Brace yourselves, for I am about to explode a cultural myth: British people don’t actually like queuing. Yeah, you heard me.
Queues are miserable. The only reason we tolerate them, and devote what seems to be hours honouring the rules of the line, is because it’s only fair that everyone is miserable. Try to avoid the wait by pushing in, and you risk the entire fabric of democracy. It just won’t do.
Are you ready for a second myth explosion? We’re not all that polite, either. Well, we might seem polite, but that is a carefully crafted façade designed to avoid confrontation. Push to the front of a queue, and you’ll probably hear a tut at most. Behind that tut? Eyes like daggers. A mental note has been made. Your name is on a list.
If you don’t believe me, take a look at what happens on the roads.
For a decent amount of the time, British manners live up to their expectations. We might let each other out at junctions. If you give way to someone, they are expected to acknowledge this with a ‘thank you’ wave. (Not even kidding—this was mentioned in one of my driving lessons.) And you wave back to signal ‘you’re welcome’, with an air of martyred benevolence. All is well. Quaint, even.
But what happens when the ‘thank you’ wave doesn’t happen? Suddenly, the gesture, the personal sacrifice of precious minutes, hasn’t been appreciated; it has been taken for granted. You have been forced to make way by a selfish git. Hell hath no fury like a British driver bellowing ‘YOU’RE WELCOME’ to an unappreciative fellow motorist. There’s no tutting in the car. Because now we are protected by metal and glass; the windows are up; we are inaudible, and untouchable. And the façade slips away.
People who would never dream of being That Person Who Pushes In suddenly become self-entitled ‘AFTER ME’ drivers as soon as they get behind a wheel. They are the ones who use the emergency lane to try and dodge a traffic jam, blocking it and then preventing the emergency vehicles from getting through. They are the ones who pretend they are going right at a roundabout only to go all the way round and take the first exit, cutting in front of the line of traffic waiting in the left-hand lane. They are the ones who tailgate, risking life and limb to overtake when it’s not safe to do so, desperate to save themselves two minutes on their journey.
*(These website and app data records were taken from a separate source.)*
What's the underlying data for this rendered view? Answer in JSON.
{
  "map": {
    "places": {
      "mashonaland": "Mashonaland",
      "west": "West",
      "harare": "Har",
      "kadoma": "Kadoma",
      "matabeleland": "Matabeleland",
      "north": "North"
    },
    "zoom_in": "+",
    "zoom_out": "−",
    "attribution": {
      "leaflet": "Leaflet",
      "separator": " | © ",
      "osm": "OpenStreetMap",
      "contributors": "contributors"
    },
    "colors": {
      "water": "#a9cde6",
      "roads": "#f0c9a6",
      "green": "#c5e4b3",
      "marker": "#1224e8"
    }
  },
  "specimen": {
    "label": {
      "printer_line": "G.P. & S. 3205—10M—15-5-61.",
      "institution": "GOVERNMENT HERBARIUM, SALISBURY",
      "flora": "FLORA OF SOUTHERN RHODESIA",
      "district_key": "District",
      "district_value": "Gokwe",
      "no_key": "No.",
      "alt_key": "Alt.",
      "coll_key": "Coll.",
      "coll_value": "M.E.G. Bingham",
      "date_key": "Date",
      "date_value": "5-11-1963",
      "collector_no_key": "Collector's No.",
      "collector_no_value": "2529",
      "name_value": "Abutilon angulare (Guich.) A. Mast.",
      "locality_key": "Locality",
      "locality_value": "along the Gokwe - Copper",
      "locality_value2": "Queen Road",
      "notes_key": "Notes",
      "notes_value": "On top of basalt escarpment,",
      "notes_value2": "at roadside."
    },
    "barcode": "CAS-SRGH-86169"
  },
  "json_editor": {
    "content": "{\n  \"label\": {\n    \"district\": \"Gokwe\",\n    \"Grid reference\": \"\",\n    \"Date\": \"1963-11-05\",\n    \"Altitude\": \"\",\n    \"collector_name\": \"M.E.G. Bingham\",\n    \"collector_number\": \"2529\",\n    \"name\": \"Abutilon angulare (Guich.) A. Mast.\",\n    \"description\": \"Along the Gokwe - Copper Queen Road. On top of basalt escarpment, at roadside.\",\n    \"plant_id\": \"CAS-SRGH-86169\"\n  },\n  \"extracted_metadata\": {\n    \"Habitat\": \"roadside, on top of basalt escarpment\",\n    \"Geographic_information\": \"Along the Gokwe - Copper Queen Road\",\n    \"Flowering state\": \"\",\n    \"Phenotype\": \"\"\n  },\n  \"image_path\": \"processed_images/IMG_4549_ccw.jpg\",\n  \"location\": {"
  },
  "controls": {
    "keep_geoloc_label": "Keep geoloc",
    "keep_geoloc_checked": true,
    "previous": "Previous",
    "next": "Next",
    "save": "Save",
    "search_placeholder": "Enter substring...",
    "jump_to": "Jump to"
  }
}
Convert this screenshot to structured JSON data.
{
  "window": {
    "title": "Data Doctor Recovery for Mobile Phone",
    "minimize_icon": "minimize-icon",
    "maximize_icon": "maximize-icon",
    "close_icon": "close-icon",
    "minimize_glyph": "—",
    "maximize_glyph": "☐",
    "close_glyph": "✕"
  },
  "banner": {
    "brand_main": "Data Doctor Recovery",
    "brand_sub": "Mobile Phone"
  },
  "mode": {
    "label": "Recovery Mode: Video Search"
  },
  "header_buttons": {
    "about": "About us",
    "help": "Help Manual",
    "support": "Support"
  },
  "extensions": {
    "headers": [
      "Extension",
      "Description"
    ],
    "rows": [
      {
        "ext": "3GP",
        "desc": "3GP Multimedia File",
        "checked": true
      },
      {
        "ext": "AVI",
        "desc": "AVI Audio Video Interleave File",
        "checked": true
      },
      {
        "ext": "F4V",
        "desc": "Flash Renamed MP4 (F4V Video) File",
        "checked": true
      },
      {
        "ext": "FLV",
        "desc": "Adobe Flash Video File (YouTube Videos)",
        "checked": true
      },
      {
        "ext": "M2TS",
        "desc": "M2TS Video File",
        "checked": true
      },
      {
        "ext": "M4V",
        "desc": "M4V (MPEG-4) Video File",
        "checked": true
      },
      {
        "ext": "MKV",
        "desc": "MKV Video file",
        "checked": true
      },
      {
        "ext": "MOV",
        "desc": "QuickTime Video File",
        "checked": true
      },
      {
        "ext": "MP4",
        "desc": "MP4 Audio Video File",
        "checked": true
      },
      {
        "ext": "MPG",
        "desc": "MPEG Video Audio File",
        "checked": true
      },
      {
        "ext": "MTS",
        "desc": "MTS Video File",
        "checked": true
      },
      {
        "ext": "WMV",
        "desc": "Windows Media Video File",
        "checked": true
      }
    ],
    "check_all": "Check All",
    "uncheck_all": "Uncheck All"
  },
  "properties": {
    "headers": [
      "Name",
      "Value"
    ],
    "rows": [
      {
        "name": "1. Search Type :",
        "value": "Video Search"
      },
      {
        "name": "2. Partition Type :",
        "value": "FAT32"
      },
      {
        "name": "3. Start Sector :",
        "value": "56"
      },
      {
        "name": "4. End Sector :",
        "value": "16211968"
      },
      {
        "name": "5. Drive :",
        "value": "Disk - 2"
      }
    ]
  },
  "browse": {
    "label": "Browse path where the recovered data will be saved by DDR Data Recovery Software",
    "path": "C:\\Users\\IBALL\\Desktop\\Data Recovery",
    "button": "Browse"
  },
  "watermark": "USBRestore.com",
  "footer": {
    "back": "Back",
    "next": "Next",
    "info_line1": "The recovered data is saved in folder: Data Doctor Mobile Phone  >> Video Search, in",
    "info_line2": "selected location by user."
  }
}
For everyone else, there are two choices. 1: Get out of their way. 2: Teach them a lesson. The only safe and sensible answer is 1. I know that. This isn’t a protest about man-slamming; we aren’t really in protective cages, or dodgems. But is it OK to enjoy an example of the second choice from time to time?
Behold: Mondeo Man trying to overtake for no reason, and the plucky motorist who said ‘NOT TODAY!’
(Seriously, never do this. Just let it go. Make sure your windows are up, and swear creatively and emphatically. Don’t actually stop and shout at them, because there might be some real road rage rather than just sweary frustration. Just daydream about this.)
Manners maketh man. That counts on the roads too. Being in a car isn’t like being on the island in Lord of the Flies; there’s no need for everything we know about civilisation to slip away. The rules of the road are like the rules of queues: we all know them, even if they make us miserable. Let’s be miserable together; it’s the only fair way.
What brings out your driver rage? Share and commiserate in the comments!
P.S: For the exact opposite of the Mondeo Man incident, look no further than the hilarity that ensues when multiple vehicles arrive at a mini-roundabout at the same time, and no-one knows whose right of way it is. This happened to me a few weeks ago. I’m still there. Send help.